---------- Record extracts

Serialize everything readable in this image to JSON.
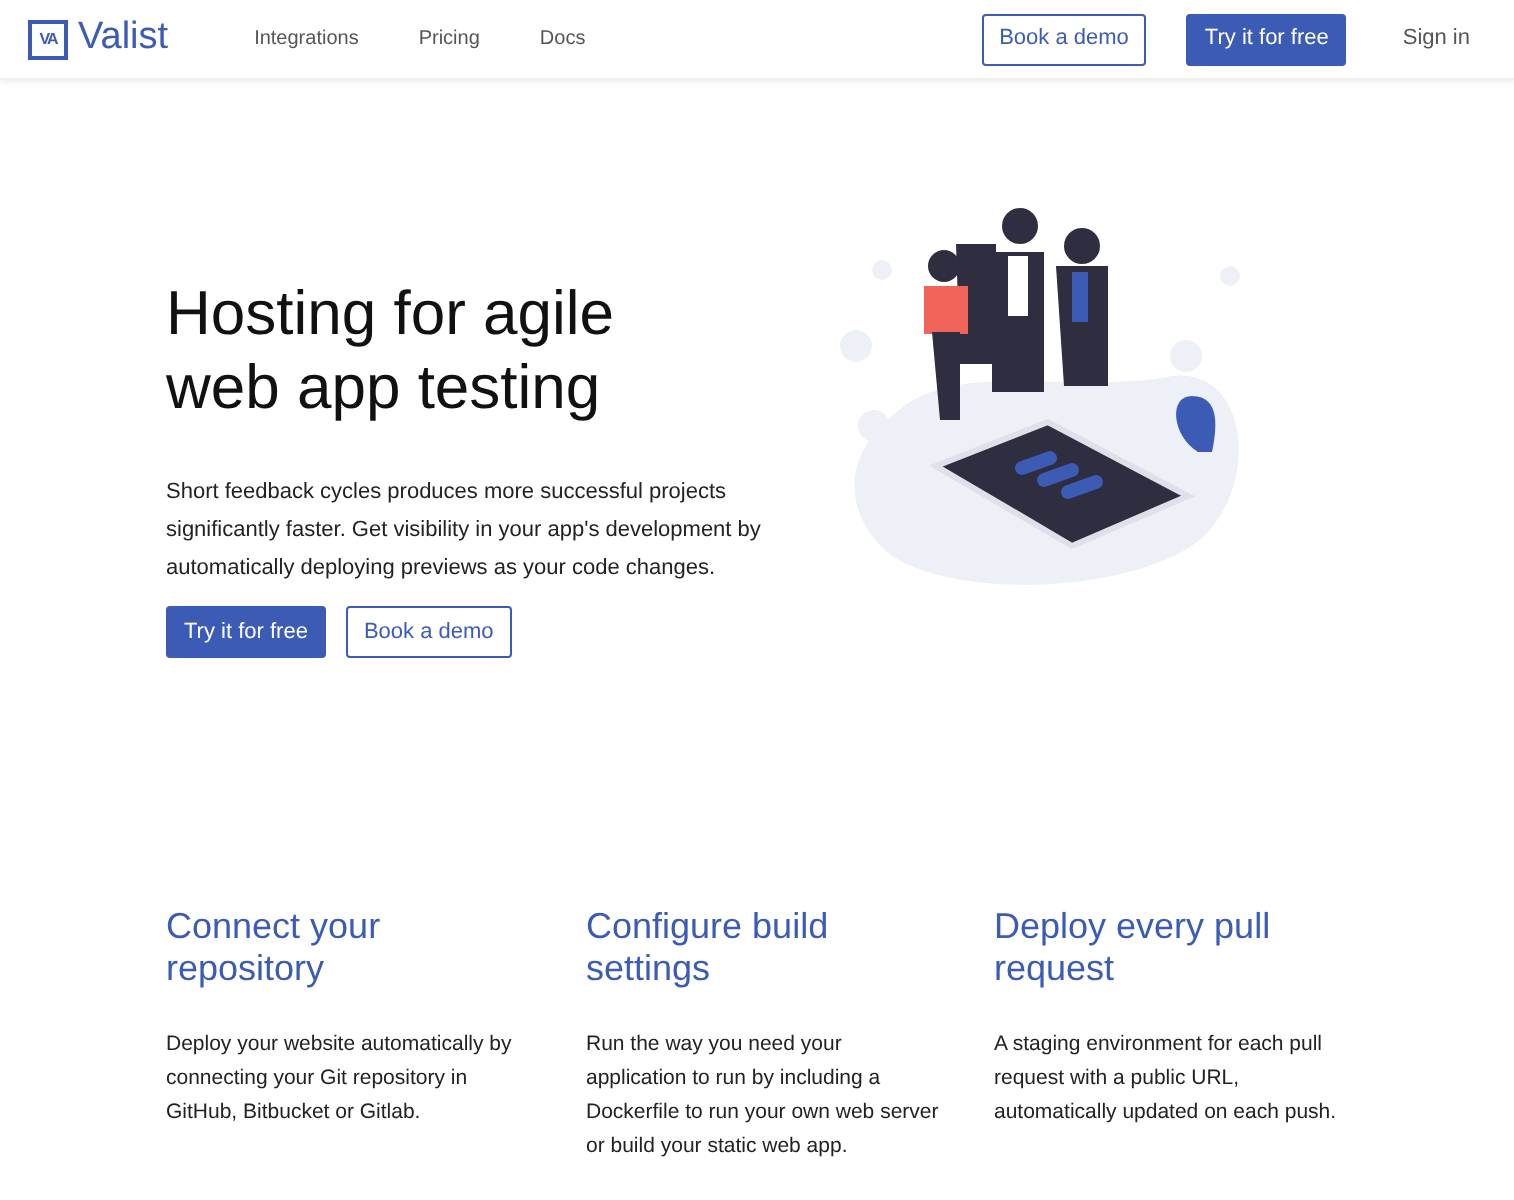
{
  "header": {
    "logo_mark": "VA",
    "logo_text": "Valist",
    "nav": [
      "Integrations",
      "Pricing",
      "Docs"
    ],
    "buttons": [
      {
        "label": "Book a demo",
        "kind": "outline"
      },
      {
        "label": "Try it for free",
        "kind": "primary"
      },
      {
        "label": "Sign in",
        "kind": "plain"
      }
    ]
  },
  "hero": {
    "title": "Hosting for agile web app testing",
    "text": "Short feedback cycles produces more successful projects significantly faster. Get visibility in your app's development by automatically deploying previews as your code changes.",
    "buttons": [
      {
        "label": "Try it for free",
        "kind": "primary"
      },
      {
        "label": "Book a demo",
        "kind": "outline"
      }
    ]
  },
  "features": [
    {
      "title": "Connect your repository",
      "text": "Deploy your website automatically by connecting your Git repository in GitHub, Bitbucket or Gitlab."
    },
    {
      "title": "Configure build settings",
      "text": "Run the way you need your application to run by including a Dockerfile to run your own web server or build your static web app."
    },
    {
      "title": "Deploy every pull request",
      "text": "A staging environment for each pull request with a public URL, automatically updated on each push."
    }
  ]
}
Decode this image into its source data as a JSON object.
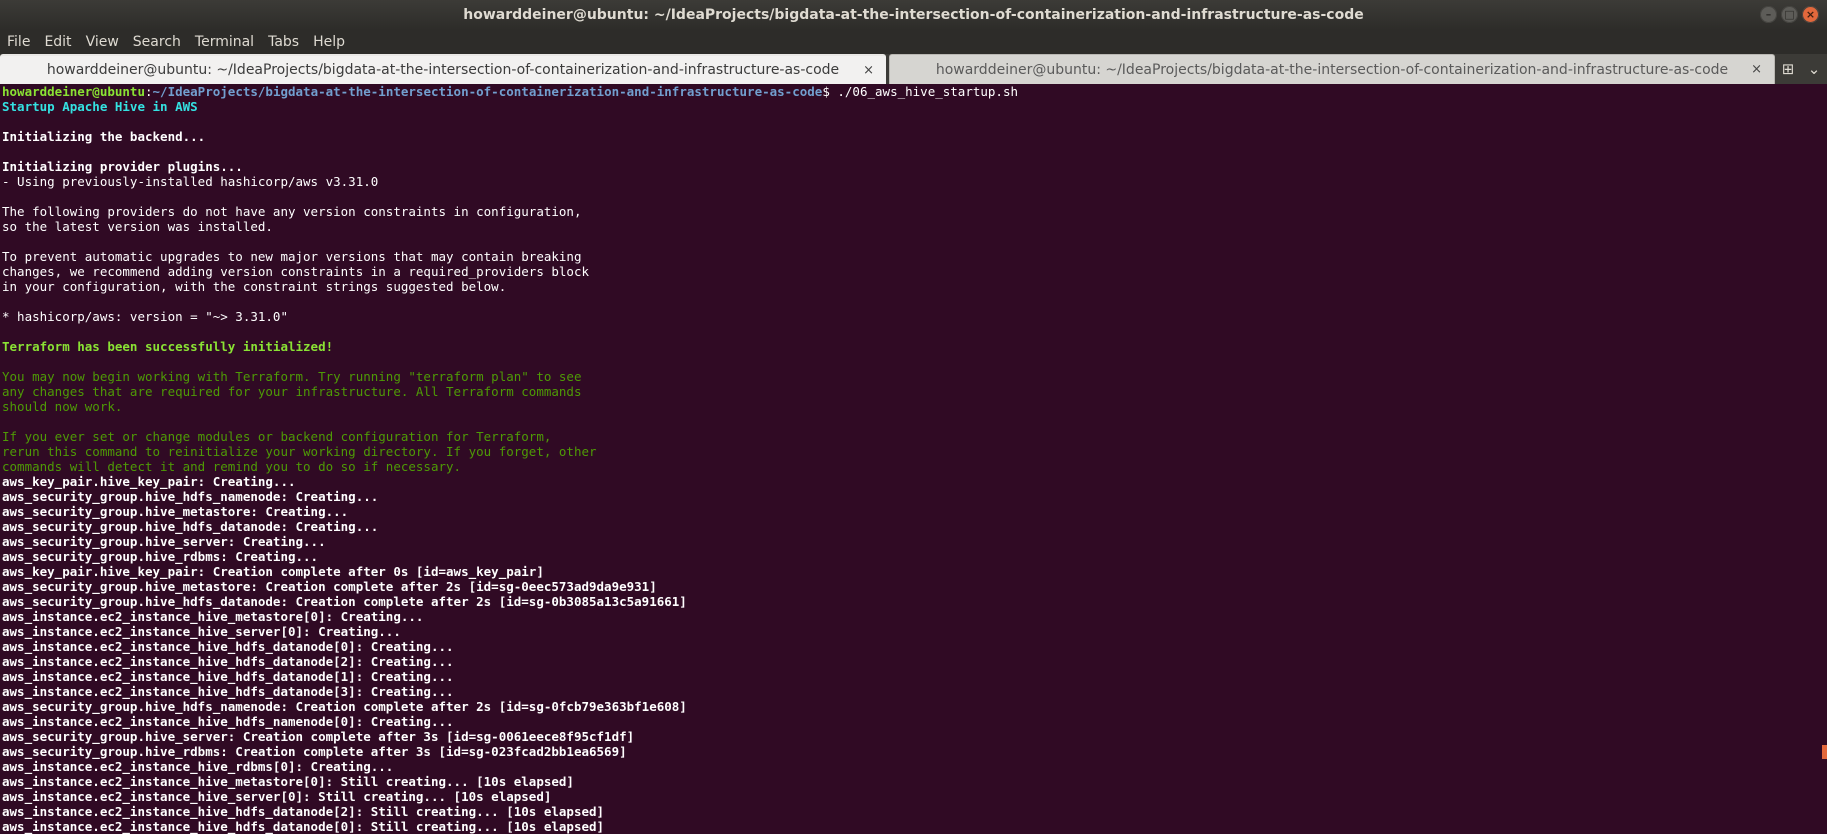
{
  "window": {
    "title": "howarddeiner@ubuntu: ~/IdeaProjects/bigdata-at-the-intersection-of-containerization-and-infrastructure-as-code",
    "minimize_glyph": "–",
    "maximize_glyph": "□",
    "close_glyph": "×"
  },
  "menu": {
    "file": "File",
    "edit": "Edit",
    "view": "View",
    "search": "Search",
    "terminal": "Terminal",
    "tabs": "Tabs",
    "help": "Help"
  },
  "tabs": [
    {
      "label": "howarddeiner@ubuntu: ~/IdeaProjects/bigdata-at-the-intersection-of-containerization-and-infrastructure-as-code",
      "close": "×"
    },
    {
      "label": "howarddeiner@ubuntu: ~/IdeaProjects/bigdata-at-the-intersection-of-containerization-and-infrastructure-as-code",
      "close": "×"
    }
  ],
  "tab_tools": {
    "new_tab_icon": "new-tab-icon",
    "new_tab_glyph": "⊞",
    "tab_list_icon": "tab-list-icon",
    "tab_list_glyph": "⌄"
  },
  "prompt": {
    "user": "howarddeiner@ubuntu",
    "sep": ":",
    "path": "~/IdeaProjects/bigdata-at-the-intersection-of-containerization-and-infrastructure-as-code",
    "symbol": "$",
    "command": " ./06_aws_hive_startup.sh"
  },
  "output": [
    {
      "text": "Startup Apache Hive in AWS",
      "style": "cyan b"
    },
    {
      "text": "",
      "style": ""
    },
    {
      "text": "Initializing the backend...",
      "style": "b"
    },
    {
      "text": "",
      "style": ""
    },
    {
      "text": "Initializing provider plugins...",
      "style": "b"
    },
    {
      "text": "- Using previously-installed hashicorp/aws v3.31.0",
      "style": ""
    },
    {
      "text": "",
      "style": ""
    },
    {
      "text": "The following providers do not have any version constraints in configuration,",
      "style": ""
    },
    {
      "text": "so the latest version was installed.",
      "style": ""
    },
    {
      "text": "",
      "style": ""
    },
    {
      "text": "To prevent automatic upgrades to new major versions that may contain breaking",
      "style": ""
    },
    {
      "text": "changes, we recommend adding version constraints in a required_providers block",
      "style": ""
    },
    {
      "text": "in your configuration, with the constraint strings suggested below.",
      "style": ""
    },
    {
      "text": "",
      "style": ""
    },
    {
      "text": "* hashicorp/aws: version = \"~> 3.31.0\"",
      "style": ""
    },
    {
      "text": "",
      "style": ""
    },
    {
      "text": "Terraform has been successfully initialized!",
      "style": "green b"
    },
    {
      "text": "",
      "style": ""
    },
    {
      "text": "You may now begin working with Terraform. Try running \"terraform plan\" to see",
      "style": "dgreen"
    },
    {
      "text": "any changes that are required for your infrastructure. All Terraform commands",
      "style": "dgreen"
    },
    {
      "text": "should now work.",
      "style": "dgreen"
    },
    {
      "text": "",
      "style": ""
    },
    {
      "text": "If you ever set or change modules or backend configuration for Terraform,",
      "style": "dgreen"
    },
    {
      "text": "rerun this command to reinitialize your working directory. If you forget, other",
      "style": "dgreen"
    },
    {
      "text": "commands will detect it and remind you to do so if necessary.",
      "style": "dgreen"
    },
    {
      "text": "aws_key_pair.hive_key_pair: Creating...",
      "style": "b"
    },
    {
      "text": "aws_security_group.hive_hdfs_namenode: Creating...",
      "style": "b"
    },
    {
      "text": "aws_security_group.hive_metastore: Creating...",
      "style": "b"
    },
    {
      "text": "aws_security_group.hive_hdfs_datanode: Creating...",
      "style": "b"
    },
    {
      "text": "aws_security_group.hive_server: Creating...",
      "style": "b"
    },
    {
      "text": "aws_security_group.hive_rdbms: Creating...",
      "style": "b"
    },
    {
      "text": "aws_key_pair.hive_key_pair: Creation complete after 0s [id=aws_key_pair]",
      "style": "b"
    },
    {
      "text": "aws_security_group.hive_metastore: Creation complete after 2s [id=sg-0eec573ad9da9e931]",
      "style": "b"
    },
    {
      "text": "aws_security_group.hive_hdfs_datanode: Creation complete after 2s [id=sg-0b3085a13c5a91661]",
      "style": "b"
    },
    {
      "text": "aws_instance.ec2_instance_hive_metastore[0]: Creating...",
      "style": "b"
    },
    {
      "text": "aws_instance.ec2_instance_hive_server[0]: Creating...",
      "style": "b"
    },
    {
      "text": "aws_instance.ec2_instance_hive_hdfs_datanode[0]: Creating...",
      "style": "b"
    },
    {
      "text": "aws_instance.ec2_instance_hive_hdfs_datanode[2]: Creating...",
      "style": "b"
    },
    {
      "text": "aws_instance.ec2_instance_hive_hdfs_datanode[1]: Creating...",
      "style": "b"
    },
    {
      "text": "aws_instance.ec2_instance_hive_hdfs_datanode[3]: Creating...",
      "style": "b"
    },
    {
      "text": "aws_security_group.hive_hdfs_namenode: Creation complete after 2s [id=sg-0fcb79e363bf1e608]",
      "style": "b"
    },
    {
      "text": "aws_instance.ec2_instance_hive_hdfs_namenode[0]: Creating...",
      "style": "b"
    },
    {
      "text": "aws_security_group.hive_server: Creation complete after 3s [id=sg-0061eece8f95cf1df]",
      "style": "b"
    },
    {
      "text": "aws_security_group.hive_rdbms: Creation complete after 3s [id=sg-023fcad2bb1ea6569]",
      "style": "b"
    },
    {
      "text": "aws_instance.ec2_instance_hive_rdbms[0]: Creating...",
      "style": "b"
    },
    {
      "text": "aws_instance.ec2_instance_hive_metastore[0]: Still creating... [10s elapsed]",
      "style": "b"
    },
    {
      "text": "aws_instance.ec2_instance_hive_server[0]: Still creating... [10s elapsed]",
      "style": "b"
    },
    {
      "text": "aws_instance.ec2_instance_hive_hdfs_datanode[2]: Still creating... [10s elapsed]",
      "style": "b"
    },
    {
      "text": "aws_instance.ec2_instance_hive_hdfs_datanode[0]: Still creating... [10s elapsed]",
      "style": "b"
    }
  ]
}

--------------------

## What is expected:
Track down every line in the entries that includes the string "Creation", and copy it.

## Answer to the exercise:
      "text": "aws_key_pair.hive_key_pair: Creation complete after 0s [id=aws_key_pair]",
      "text": "aws_security_group.hive_metastore: Creation complete after 2s [id=sg-0eec573ad9da9e931]",
      "text": "aws_security_group.hive_hdfs_datanode: Creation complete after 2s [id=sg-0b3085a13c5a91661]",
      "text": "aws_security_group.hive_hdfs_namenode: Creation complete after 2s [id=sg-0fcb79e363bf1e608]",
      "text": "aws_security_group.hive_server: Creation complete after 3s [id=sg-0061eece8f95cf1df]",
      "text": "aws_security_group.hive_rdbms: Creation complete after 3s [id=sg-023fcad2bb1ea6569]",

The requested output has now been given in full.